● Source material:
*** Begin section ***

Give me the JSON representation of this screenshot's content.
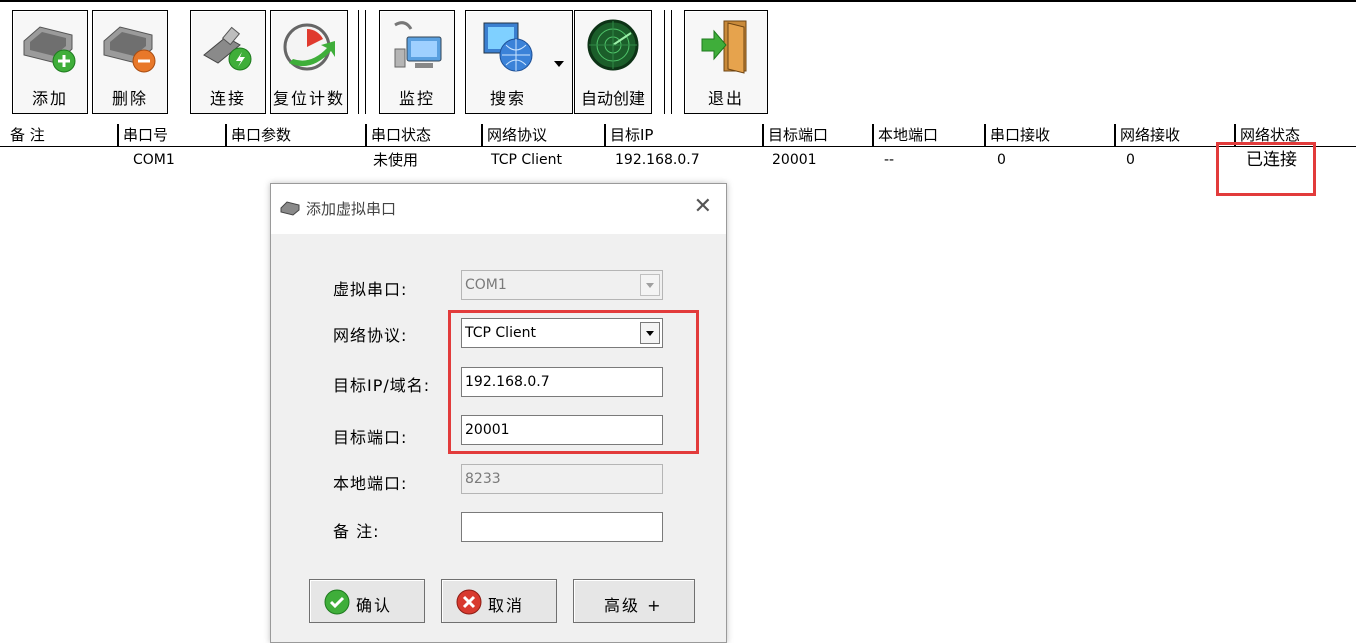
{
  "toolbar": {
    "buttons": [
      {
        "id": "add",
        "label": "添加",
        "icon": "serial-add-icon"
      },
      {
        "id": "delete",
        "label": "删除",
        "icon": "serial-delete-icon"
      },
      {
        "id": "connect",
        "label": "连接",
        "icon": "network-plug-icon"
      },
      {
        "id": "reset",
        "label": "复位计数",
        "icon": "reset-timer-icon"
      },
      {
        "id": "monitor",
        "label": "监控",
        "icon": "monitor-icon"
      },
      {
        "id": "search",
        "label": "搜索",
        "icon": "network-search-icon"
      },
      {
        "id": "auto",
        "label": "自动创建",
        "icon": "radar-icon"
      },
      {
        "id": "exit",
        "label": "退出",
        "icon": "exit-door-icon"
      }
    ]
  },
  "table": {
    "columns": [
      "备 注",
      "串口号",
      "串口参数",
      "串口状态",
      "网络协议",
      "目标IP",
      "目标端口",
      "本地端口",
      "串口接收",
      "网络接收",
      "网络状态"
    ],
    "rows": [
      {
        "remark": "",
        "port": "COM1",
        "params": "",
        "status": "未使用",
        "protocol": "TCP Client",
        "target_ip": "192.168.0.7",
        "target_port": "20001",
        "local_port": "--",
        "serial_rx": "0",
        "net_rx": "0",
        "net_status": "已连接"
      }
    ]
  },
  "dialog": {
    "title": "添加虚拟串口",
    "fields": {
      "virtual_port": {
        "label": "虚拟串口:",
        "value": "COM1"
      },
      "protocol": {
        "label": "网络协议:",
        "value": "TCP Client"
      },
      "target_ip": {
        "label": "目标IP/域名:",
        "value": "192.168.0.7"
      },
      "target_port": {
        "label": "目标端口:",
        "value": "20001"
      },
      "local_port": {
        "label": "本地端口:",
        "value": "8233"
      },
      "remark": {
        "label": "备 注:",
        "value": ""
      }
    },
    "buttons": {
      "ok": "确认",
      "cancel": "取消",
      "advanced": "高级 +"
    }
  },
  "colors": {
    "highlight": "#e23b3b",
    "ok_green": "#3fae3a",
    "cancel_red": "#d83a2f"
  }
}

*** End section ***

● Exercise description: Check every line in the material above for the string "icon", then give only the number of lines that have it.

● Response: 8